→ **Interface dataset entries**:
● ● ● ● ●

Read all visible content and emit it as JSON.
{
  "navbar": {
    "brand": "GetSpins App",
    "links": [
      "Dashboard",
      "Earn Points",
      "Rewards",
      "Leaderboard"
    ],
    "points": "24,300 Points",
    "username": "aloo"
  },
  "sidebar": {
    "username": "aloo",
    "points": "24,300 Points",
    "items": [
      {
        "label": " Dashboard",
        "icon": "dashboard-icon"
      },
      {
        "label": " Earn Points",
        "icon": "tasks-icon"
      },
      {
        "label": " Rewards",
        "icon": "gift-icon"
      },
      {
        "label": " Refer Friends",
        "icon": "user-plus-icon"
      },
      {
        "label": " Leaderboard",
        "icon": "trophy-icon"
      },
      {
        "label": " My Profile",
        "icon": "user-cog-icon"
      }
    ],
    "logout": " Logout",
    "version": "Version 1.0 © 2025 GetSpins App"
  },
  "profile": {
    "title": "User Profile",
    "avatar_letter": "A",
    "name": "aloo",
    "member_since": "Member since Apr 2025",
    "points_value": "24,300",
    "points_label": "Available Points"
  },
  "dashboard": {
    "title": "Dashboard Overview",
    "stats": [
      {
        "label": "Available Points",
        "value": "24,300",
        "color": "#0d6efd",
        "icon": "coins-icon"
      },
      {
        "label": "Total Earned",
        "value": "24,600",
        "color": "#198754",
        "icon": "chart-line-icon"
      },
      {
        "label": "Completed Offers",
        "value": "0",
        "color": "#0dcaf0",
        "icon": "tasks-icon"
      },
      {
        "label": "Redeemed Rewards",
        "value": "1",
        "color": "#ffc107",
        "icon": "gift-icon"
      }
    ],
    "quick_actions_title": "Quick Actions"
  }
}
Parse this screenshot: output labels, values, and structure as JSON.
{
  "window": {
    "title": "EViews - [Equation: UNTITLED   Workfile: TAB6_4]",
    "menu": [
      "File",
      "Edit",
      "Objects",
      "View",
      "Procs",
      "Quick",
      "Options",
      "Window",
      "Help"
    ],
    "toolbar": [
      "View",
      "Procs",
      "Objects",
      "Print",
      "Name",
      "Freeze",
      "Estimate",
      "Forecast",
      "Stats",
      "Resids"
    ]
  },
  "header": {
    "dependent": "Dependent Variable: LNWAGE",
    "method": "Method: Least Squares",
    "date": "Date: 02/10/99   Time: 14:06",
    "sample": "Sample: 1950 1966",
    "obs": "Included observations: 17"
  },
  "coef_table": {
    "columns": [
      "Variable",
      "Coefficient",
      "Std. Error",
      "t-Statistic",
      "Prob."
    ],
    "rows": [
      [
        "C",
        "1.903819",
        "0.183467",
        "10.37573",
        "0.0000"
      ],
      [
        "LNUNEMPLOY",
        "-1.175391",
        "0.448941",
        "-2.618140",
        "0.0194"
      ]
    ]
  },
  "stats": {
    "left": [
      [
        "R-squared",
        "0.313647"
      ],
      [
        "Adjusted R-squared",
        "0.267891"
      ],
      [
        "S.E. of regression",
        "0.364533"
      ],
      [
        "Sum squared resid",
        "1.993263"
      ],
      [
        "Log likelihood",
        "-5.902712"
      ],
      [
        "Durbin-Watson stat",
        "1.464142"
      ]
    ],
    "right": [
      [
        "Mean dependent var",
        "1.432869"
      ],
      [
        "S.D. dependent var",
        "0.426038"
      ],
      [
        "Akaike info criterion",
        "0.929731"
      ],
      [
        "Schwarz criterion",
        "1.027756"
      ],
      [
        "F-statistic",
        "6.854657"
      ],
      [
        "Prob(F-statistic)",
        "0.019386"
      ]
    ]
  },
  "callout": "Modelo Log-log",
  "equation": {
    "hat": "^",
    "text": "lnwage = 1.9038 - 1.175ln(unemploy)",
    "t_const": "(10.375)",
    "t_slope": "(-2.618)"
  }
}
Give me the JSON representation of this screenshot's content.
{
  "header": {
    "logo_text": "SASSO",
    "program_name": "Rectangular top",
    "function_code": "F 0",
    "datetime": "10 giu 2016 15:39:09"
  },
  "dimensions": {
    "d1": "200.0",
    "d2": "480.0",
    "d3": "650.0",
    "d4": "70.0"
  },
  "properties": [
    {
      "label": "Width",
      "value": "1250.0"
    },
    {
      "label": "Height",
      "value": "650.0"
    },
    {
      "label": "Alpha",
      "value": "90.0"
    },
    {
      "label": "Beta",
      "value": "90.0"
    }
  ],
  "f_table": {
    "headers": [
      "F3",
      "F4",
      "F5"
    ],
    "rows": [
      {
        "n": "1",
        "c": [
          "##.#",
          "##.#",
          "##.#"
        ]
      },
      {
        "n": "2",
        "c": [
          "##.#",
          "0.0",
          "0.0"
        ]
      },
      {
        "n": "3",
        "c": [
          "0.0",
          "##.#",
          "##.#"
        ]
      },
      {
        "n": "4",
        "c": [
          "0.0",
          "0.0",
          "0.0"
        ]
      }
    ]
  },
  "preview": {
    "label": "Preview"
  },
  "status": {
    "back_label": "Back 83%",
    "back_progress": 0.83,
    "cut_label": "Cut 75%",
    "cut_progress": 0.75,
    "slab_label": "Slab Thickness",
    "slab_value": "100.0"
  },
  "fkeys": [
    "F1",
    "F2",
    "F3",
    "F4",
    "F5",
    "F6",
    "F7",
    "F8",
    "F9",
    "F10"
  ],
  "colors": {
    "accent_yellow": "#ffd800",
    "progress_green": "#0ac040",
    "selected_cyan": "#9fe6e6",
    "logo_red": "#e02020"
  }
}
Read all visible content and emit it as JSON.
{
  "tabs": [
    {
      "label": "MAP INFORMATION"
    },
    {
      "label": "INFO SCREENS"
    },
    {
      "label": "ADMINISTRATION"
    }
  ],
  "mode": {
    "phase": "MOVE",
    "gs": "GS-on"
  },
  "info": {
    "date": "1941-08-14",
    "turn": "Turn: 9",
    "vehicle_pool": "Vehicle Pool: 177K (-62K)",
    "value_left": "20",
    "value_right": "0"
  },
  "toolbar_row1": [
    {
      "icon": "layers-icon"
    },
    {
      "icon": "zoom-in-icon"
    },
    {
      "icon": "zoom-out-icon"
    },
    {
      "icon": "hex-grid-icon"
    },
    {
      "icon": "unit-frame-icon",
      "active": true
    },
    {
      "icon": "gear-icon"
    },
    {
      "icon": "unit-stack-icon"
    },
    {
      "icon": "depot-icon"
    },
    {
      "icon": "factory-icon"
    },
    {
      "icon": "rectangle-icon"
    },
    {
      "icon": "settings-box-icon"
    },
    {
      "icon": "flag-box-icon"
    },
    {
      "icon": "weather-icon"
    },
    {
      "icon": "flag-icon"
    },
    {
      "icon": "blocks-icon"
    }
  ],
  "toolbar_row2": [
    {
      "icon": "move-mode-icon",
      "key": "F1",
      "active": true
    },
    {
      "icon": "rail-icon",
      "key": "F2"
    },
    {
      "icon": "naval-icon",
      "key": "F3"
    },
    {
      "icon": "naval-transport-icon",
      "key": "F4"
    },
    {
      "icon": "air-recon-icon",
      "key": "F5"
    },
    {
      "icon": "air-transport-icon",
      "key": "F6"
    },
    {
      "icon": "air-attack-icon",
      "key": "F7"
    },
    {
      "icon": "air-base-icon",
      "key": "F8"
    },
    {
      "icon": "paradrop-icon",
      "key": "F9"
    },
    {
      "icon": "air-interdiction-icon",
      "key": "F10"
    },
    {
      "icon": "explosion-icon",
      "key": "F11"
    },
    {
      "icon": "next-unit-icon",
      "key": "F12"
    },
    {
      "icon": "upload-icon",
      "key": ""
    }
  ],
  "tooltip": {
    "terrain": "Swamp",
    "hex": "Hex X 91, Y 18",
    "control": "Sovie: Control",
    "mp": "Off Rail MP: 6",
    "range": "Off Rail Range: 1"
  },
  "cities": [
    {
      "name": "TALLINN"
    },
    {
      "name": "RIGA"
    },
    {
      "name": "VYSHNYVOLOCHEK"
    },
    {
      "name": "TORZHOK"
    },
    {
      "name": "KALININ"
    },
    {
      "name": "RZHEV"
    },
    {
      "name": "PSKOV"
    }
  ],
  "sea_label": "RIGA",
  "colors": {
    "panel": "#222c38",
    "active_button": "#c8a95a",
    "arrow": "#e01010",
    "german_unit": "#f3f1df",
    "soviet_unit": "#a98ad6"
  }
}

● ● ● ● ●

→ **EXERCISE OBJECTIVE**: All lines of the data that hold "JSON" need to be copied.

→ **FINAL ANSWER**:
Read all visible content and emit it as JSON.
Parse this screenshot: output labels, values, and structure as JSON.
Give me the JSON representation of this screenshot's content.
Read all visible content and emit it as JSON.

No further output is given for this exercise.